_WHAT IS BEING ASKED_
Within the entries below, find the lines that hold "android" and report only how many there are.

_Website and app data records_
········

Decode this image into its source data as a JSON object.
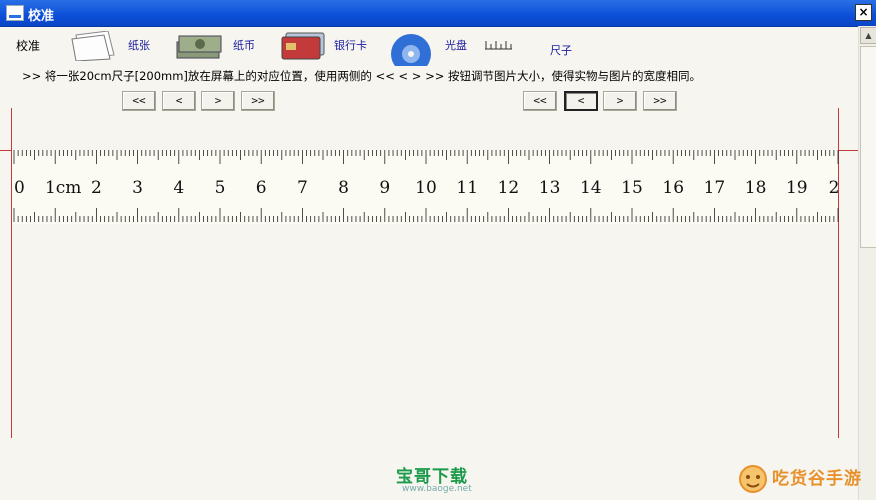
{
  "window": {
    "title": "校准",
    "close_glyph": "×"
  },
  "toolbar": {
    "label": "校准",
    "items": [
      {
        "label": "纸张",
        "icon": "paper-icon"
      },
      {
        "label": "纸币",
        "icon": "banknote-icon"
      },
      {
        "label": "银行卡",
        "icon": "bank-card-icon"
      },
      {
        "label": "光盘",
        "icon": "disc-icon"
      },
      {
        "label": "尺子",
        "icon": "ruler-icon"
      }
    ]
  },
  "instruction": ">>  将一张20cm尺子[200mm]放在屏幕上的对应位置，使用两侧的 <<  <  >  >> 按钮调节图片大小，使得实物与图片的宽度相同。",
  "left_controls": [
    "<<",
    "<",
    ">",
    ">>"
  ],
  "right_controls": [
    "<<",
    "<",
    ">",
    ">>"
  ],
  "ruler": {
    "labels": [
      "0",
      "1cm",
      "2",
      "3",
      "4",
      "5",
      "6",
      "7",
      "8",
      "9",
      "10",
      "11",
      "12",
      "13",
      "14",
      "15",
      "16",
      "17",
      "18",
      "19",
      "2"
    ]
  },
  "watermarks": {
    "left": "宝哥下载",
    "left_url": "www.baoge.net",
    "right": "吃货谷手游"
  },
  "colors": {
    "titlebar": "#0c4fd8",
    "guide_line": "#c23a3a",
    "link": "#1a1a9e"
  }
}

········

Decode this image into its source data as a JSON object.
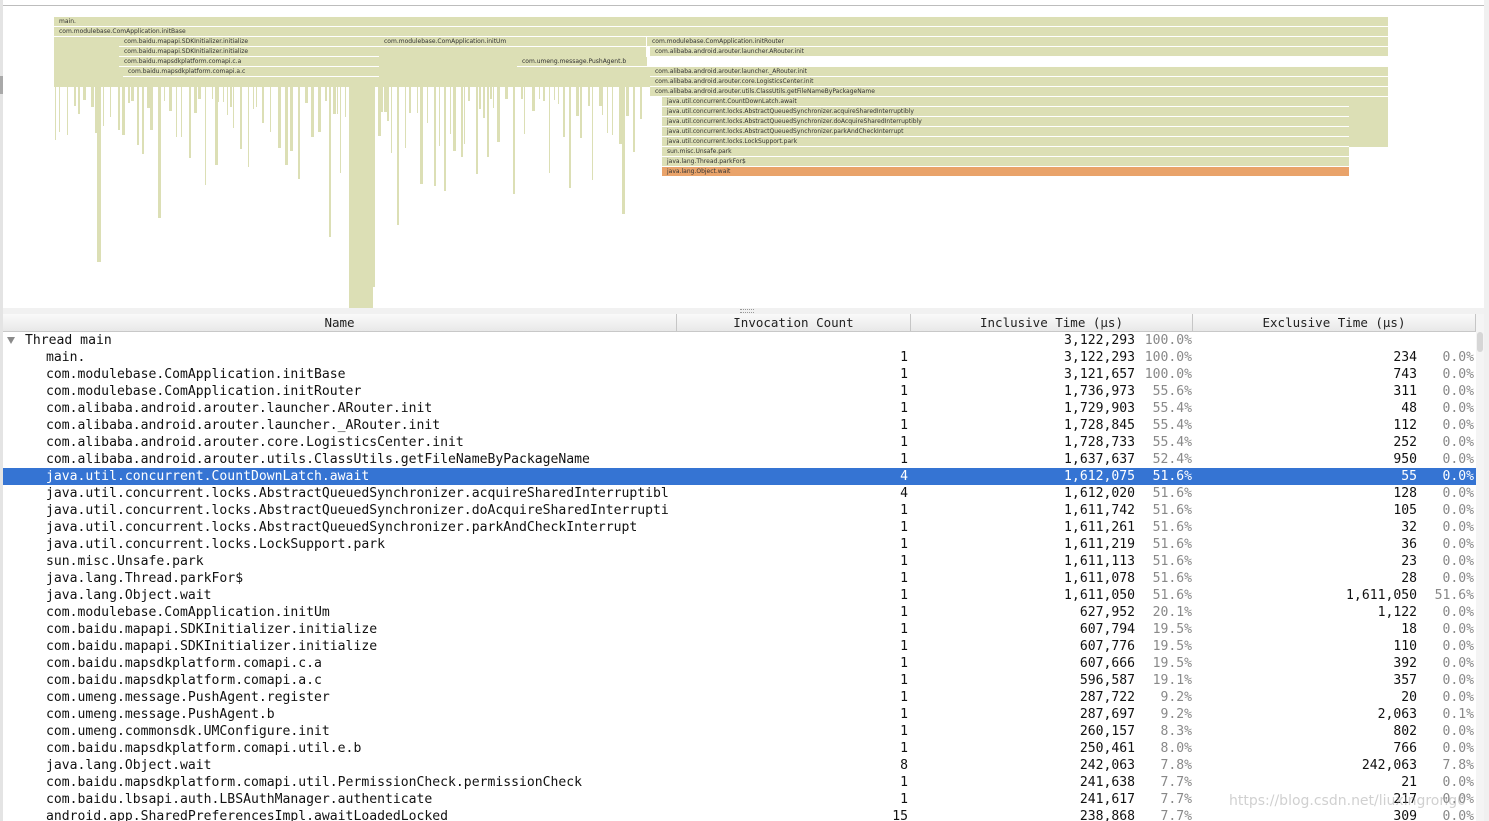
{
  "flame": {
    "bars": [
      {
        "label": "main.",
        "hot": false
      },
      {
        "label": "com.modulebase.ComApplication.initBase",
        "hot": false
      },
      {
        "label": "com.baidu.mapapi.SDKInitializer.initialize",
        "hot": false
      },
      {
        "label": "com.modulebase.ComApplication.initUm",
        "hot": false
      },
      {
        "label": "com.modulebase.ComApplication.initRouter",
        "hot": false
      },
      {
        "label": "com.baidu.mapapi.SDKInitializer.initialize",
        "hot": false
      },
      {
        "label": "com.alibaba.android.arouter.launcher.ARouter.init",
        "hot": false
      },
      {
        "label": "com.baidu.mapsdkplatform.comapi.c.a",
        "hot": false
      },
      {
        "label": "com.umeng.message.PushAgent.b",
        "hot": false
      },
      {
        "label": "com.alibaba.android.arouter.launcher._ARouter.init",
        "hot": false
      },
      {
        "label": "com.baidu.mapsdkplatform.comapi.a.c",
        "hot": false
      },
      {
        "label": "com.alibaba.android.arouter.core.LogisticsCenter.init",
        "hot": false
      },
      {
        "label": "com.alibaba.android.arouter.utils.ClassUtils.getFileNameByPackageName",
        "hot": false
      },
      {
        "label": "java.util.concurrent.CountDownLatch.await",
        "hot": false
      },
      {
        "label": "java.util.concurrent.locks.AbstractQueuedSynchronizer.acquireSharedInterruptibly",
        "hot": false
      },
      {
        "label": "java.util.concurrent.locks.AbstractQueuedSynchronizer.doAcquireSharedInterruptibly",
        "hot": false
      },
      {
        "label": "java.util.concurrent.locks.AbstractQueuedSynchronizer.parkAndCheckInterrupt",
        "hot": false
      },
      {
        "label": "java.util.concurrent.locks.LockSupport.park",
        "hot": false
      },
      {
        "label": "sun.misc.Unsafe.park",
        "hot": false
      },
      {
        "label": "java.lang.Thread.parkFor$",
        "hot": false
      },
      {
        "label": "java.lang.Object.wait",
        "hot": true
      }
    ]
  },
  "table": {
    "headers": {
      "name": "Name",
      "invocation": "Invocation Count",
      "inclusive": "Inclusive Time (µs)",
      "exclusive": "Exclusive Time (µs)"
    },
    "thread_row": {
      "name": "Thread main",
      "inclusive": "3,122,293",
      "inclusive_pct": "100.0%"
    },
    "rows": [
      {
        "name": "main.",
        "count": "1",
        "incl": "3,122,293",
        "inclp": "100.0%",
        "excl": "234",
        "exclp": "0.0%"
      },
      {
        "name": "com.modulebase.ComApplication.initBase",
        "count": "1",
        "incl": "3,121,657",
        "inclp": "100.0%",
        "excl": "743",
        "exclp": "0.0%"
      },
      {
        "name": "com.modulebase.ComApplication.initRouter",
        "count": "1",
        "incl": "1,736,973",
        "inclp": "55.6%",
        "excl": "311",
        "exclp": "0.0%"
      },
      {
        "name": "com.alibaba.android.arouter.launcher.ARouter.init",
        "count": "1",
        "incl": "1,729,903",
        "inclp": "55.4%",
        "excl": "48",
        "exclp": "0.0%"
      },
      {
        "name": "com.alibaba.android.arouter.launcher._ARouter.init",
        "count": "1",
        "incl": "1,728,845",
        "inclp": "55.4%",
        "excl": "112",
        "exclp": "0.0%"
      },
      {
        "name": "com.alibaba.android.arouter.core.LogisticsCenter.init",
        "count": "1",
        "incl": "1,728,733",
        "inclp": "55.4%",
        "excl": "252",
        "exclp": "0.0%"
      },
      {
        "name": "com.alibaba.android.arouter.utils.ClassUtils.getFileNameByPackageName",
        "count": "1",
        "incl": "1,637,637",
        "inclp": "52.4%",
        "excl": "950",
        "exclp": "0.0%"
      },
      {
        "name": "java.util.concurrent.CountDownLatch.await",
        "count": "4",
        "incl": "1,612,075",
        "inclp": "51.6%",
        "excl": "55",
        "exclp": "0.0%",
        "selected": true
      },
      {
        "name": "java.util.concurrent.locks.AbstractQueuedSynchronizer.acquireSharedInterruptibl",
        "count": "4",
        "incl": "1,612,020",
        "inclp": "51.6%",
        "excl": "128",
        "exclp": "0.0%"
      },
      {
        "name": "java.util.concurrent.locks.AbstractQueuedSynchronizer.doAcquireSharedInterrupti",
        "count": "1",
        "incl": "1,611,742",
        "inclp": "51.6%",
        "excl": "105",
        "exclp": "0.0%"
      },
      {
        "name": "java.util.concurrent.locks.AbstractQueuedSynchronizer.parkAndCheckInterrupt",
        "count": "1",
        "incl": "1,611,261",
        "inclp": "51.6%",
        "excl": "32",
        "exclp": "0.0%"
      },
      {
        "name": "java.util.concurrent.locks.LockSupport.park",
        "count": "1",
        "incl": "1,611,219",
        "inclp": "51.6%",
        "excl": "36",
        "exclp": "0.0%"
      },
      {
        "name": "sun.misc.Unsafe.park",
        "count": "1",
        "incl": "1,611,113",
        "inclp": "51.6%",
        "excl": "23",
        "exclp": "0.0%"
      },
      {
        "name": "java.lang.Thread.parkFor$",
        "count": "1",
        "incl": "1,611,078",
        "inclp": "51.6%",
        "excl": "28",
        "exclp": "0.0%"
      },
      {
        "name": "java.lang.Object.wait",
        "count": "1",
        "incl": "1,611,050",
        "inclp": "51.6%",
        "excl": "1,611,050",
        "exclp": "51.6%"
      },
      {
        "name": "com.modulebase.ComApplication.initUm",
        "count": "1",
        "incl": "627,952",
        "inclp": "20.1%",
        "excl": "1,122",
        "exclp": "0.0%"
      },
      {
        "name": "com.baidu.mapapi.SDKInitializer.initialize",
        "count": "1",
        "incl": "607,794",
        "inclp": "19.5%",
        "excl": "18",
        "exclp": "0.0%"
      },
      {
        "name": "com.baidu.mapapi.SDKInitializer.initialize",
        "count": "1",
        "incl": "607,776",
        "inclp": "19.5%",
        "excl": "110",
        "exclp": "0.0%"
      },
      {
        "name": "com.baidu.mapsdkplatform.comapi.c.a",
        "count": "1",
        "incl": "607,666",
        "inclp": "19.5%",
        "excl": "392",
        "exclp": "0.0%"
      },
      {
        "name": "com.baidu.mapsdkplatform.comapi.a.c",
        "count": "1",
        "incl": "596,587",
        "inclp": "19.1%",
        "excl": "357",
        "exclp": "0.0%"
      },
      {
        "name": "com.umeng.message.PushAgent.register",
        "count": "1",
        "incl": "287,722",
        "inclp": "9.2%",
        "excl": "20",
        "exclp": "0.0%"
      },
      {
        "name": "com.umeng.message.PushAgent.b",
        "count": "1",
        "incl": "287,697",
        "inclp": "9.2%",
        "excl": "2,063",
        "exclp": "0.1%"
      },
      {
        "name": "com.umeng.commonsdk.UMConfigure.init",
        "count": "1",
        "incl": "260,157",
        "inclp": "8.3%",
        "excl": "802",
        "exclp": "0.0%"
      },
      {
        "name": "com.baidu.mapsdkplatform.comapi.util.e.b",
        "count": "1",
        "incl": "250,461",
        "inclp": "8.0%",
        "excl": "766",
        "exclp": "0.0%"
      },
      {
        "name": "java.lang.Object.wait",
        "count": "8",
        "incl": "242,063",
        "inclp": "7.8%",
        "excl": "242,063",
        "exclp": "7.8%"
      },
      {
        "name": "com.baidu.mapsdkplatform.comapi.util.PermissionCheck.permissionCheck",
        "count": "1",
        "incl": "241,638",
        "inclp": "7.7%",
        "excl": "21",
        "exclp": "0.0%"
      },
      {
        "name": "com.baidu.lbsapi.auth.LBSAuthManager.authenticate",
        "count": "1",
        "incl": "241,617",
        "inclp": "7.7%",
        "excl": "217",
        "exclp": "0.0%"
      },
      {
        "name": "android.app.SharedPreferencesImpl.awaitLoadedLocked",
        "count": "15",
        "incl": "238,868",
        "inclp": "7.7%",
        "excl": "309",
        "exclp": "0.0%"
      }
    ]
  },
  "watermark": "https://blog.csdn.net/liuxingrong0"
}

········

_ANSWER BELOW_
9